------ THE DATA ------

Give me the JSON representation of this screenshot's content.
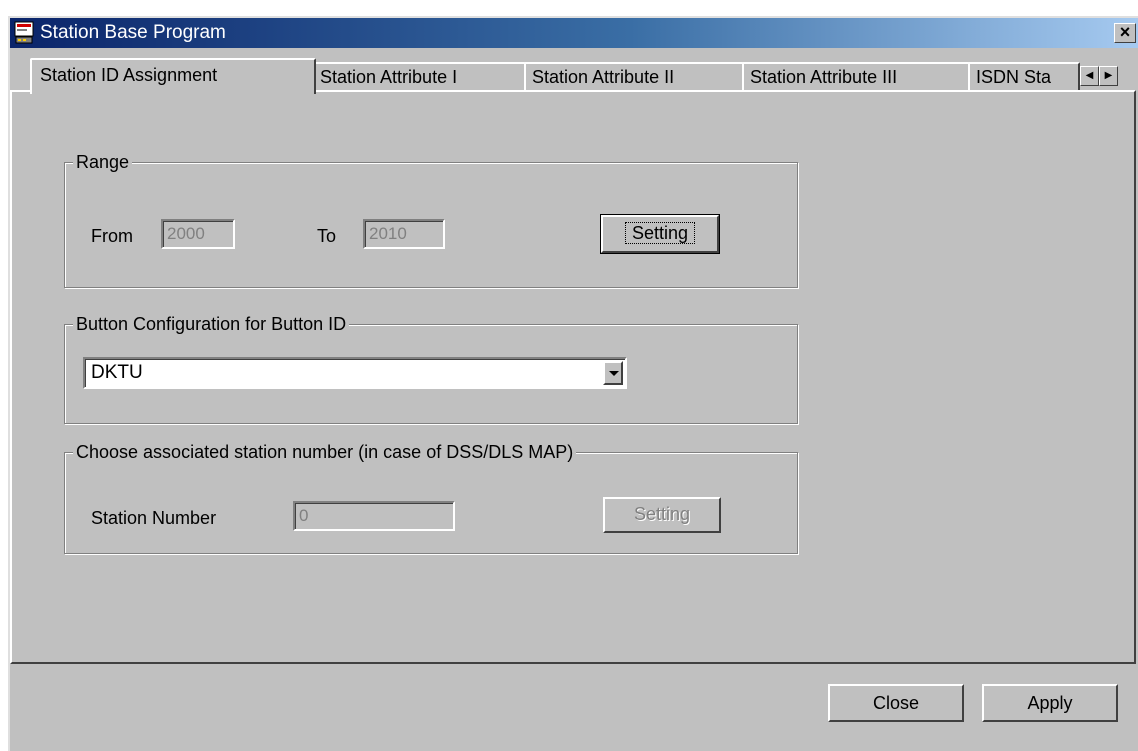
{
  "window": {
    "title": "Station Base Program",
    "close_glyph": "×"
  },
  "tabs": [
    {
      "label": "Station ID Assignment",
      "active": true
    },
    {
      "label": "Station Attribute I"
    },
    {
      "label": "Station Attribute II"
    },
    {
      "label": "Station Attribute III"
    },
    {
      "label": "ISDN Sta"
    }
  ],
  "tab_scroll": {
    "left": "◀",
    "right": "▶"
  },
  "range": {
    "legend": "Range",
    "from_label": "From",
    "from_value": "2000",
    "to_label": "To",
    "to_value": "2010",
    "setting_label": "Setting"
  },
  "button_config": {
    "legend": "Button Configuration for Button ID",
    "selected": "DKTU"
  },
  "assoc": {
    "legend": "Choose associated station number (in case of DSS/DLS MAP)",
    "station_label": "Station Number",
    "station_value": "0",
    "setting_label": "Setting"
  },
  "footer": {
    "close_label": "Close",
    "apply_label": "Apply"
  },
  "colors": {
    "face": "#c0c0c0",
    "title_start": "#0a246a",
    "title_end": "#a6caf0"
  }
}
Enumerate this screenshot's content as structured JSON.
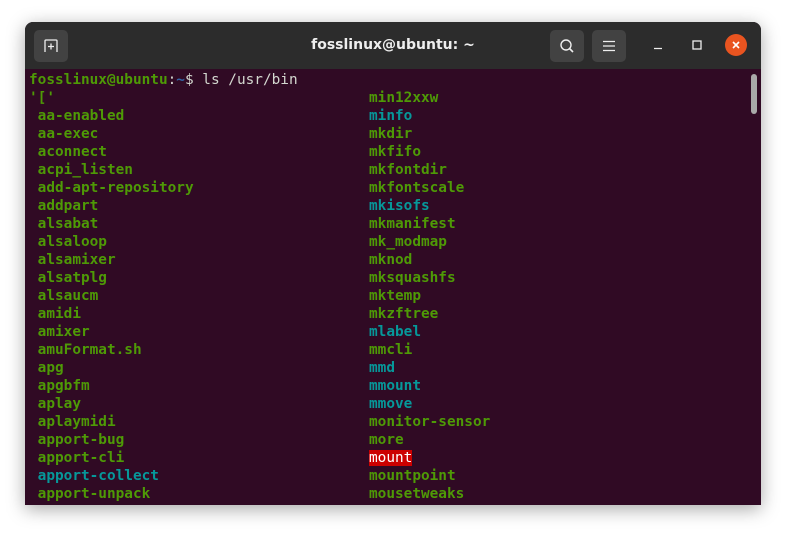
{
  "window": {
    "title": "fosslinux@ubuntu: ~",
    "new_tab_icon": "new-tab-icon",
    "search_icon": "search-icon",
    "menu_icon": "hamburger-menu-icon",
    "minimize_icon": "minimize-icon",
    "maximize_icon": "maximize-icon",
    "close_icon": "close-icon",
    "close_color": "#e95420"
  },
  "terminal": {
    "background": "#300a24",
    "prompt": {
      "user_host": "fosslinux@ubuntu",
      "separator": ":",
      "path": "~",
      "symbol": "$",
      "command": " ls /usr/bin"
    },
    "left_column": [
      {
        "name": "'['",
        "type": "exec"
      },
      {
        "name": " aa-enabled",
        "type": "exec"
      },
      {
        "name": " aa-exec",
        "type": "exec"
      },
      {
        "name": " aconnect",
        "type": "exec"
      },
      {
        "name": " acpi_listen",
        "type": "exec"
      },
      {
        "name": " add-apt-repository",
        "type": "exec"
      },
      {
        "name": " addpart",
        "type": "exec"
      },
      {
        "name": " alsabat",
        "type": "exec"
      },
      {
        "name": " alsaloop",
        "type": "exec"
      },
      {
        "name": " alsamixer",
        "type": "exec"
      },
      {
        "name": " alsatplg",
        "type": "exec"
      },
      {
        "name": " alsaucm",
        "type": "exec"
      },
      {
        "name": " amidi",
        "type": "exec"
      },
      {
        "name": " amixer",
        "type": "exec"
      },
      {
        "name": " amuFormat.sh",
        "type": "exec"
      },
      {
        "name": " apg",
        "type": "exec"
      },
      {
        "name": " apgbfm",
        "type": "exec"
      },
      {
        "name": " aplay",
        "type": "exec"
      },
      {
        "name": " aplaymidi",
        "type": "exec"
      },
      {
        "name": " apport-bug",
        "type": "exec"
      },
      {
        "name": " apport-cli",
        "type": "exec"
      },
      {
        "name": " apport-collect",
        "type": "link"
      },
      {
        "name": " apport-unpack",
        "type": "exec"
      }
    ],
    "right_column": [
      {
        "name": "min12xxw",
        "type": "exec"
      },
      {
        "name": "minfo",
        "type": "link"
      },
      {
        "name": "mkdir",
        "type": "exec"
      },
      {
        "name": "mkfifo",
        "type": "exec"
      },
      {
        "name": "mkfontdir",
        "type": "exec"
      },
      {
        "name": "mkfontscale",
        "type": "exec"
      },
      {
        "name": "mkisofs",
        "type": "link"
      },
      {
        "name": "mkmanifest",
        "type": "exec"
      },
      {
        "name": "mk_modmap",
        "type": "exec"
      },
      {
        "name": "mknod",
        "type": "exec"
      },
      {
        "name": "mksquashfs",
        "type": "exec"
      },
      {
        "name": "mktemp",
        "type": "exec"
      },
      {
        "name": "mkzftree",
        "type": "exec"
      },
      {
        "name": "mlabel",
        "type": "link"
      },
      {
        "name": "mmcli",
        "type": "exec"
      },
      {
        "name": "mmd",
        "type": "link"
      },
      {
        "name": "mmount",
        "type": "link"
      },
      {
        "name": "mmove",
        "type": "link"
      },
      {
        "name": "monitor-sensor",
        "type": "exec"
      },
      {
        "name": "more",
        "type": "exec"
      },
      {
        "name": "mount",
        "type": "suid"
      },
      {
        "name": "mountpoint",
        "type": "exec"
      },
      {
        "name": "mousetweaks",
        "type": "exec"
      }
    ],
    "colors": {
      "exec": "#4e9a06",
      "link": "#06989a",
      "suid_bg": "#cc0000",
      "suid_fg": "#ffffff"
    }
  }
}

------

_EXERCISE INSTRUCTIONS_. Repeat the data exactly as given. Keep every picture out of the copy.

_RESULT FOR THIS TASK_.
Give me the JSON representation of this screenshot's content.
{
  "window": {
    "title": "Station Base Program",
    "close_glyph": "×"
  },
  "tabs": [
    {
      "label": "Station ID Assignment",
      "active": true
    },
    {
      "label": "Station Attribute I"
    },
    {
      "label": "Station Attribute II"
    },
    {
      "label": "Station Attribute III"
    },
    {
      "label": "ISDN Sta"
    }
  ],
  "tab_scroll": {
    "left": "◀",
    "right": "▶"
  },
  "range": {
    "legend": "Range",
    "from_label": "From",
    "from_value": "2000",
    "to_label": "To",
    "to_value": "2010",
    "setting_label": "Setting"
  },
  "button_config": {
    "legend": "Button Configuration for Button ID",
    "selected": "DKTU"
  },
  "assoc": {
    "legend": "Choose associated station number (in case of DSS/DLS MAP)",
    "station_label": "Station Number",
    "station_value": "0",
    "setting_label": "Setting"
  },
  "footer": {
    "close_label": "Close",
    "apply_label": "Apply"
  },
  "colors": {
    "face": "#c0c0c0",
    "title_start": "#0a246a",
    "title_end": "#a6caf0"
  }
}
Enumerate this screenshot's content as structured JSON.
{
  "window": {
    "title": "fosslinux@ubuntu: ~",
    "new_tab_icon": "new-tab-icon",
    "search_icon": "search-icon",
    "menu_icon": "hamburger-menu-icon",
    "minimize_icon": "minimize-icon",
    "maximize_icon": "maximize-icon",
    "close_icon": "close-icon",
    "close_color": "#e95420"
  },
  "terminal": {
    "background": "#300a24",
    "prompt": {
      "user_host": "fosslinux@ubuntu",
      "separator": ":",
      "path": "~",
      "symbol": "$",
      "command": " ls /usr/bin"
    },
    "left_column": [
      {
        "name": "'['",
        "type": "exec"
      },
      {
        "name": " aa-enabled",
        "type": "exec"
      },
      {
        "name": " aa-exec",
        "type": "exec"
      },
      {
        "name": " aconnect",
        "type": "exec"
      },
      {
        "name": " acpi_listen",
        "type": "exec"
      },
      {
        "name": " add-apt-repository",
        "type": "exec"
      },
      {
        "name": " addpart",
        "type": "exec"
      },
      {
        "name": " alsabat",
        "type": "exec"
      },
      {
        "name": " alsaloop",
        "type": "exec"
      },
      {
        "name": " alsamixer",
        "type": "exec"
      },
      {
        "name": " alsatplg",
        "type": "exec"
      },
      {
        "name": " alsaucm",
        "type": "exec"
      },
      {
        "name": " amidi",
        "type": "exec"
      },
      {
        "name": " amixer",
        "type": "exec"
      },
      {
        "name": " amuFormat.sh",
        "type": "exec"
      },
      {
        "name": " apg",
        "type": "exec"
      },
      {
        "name": " apgbfm",
        "type": "exec"
      },
      {
        "name": " aplay",
        "type": "exec"
      },
      {
        "name": " aplaymidi",
        "type": "exec"
      },
      {
        "name": " apport-bug",
        "type": "exec"
      },
      {
        "name": " apport-cli",
        "type": "exec"
      },
      {
        "name": " apport-collect",
        "type": "link"
      },
      {
        "name": " apport-unpack",
        "type": "exec"
      }
    ],
    "right_column": [
      {
        "name": "min12xxw",
        "type": "exec"
      },
      {
        "name": "minfo",
        "type": "link"
      },
      {
        "name": "mkdir",
        "type": "exec"
      },
      {
        "name": "mkfifo",
        "type": "exec"
      },
      {
        "name": "mkfontdir",
        "type": "exec"
      },
      {
        "name": "mkfontscale",
        "type": "exec"
      },
      {
        "name": "mkisofs",
        "type": "link"
      },
      {
        "name": "mkmanifest",
        "type": "exec"
      },
      {
        "name": "mk_modmap",
        "type": "exec"
      },
      {
        "name": "mknod",
        "type": "exec"
      },
      {
        "name": "mksquashfs",
        "type": "exec"
      },
      {
        "name": "mktemp",
        "type": "exec"
      },
      {
        "name": "mkzftree",
        "type": "exec"
      },
      {
        "name": "mlabel",
        "type": "link"
      },
      {
        "name": "mmcli",
        "type": "exec"
      },
      {
        "name": "mmd",
        "type": "link"
      },
      {
        "name": "mmount",
        "type": "link"
      },
      {
        "name": "mmove",
        "type": "link"
      },
      {
        "name": "monitor-sensor",
        "type": "exec"
      },
      {
        "name": "more",
        "type": "exec"
      },
      {
        "name": "mount",
        "type": "suid"
      },
      {
        "name": "mountpoint",
        "type": "exec"
      },
      {
        "name": "mousetweaks",
        "type": "exec"
      }
    ],
    "colors": {
      "exec": "#4e9a06",
      "link": "#06989a",
      "suid_bg": "#cc0000",
      "suid_fg": "#ffffff"
    }
  }
}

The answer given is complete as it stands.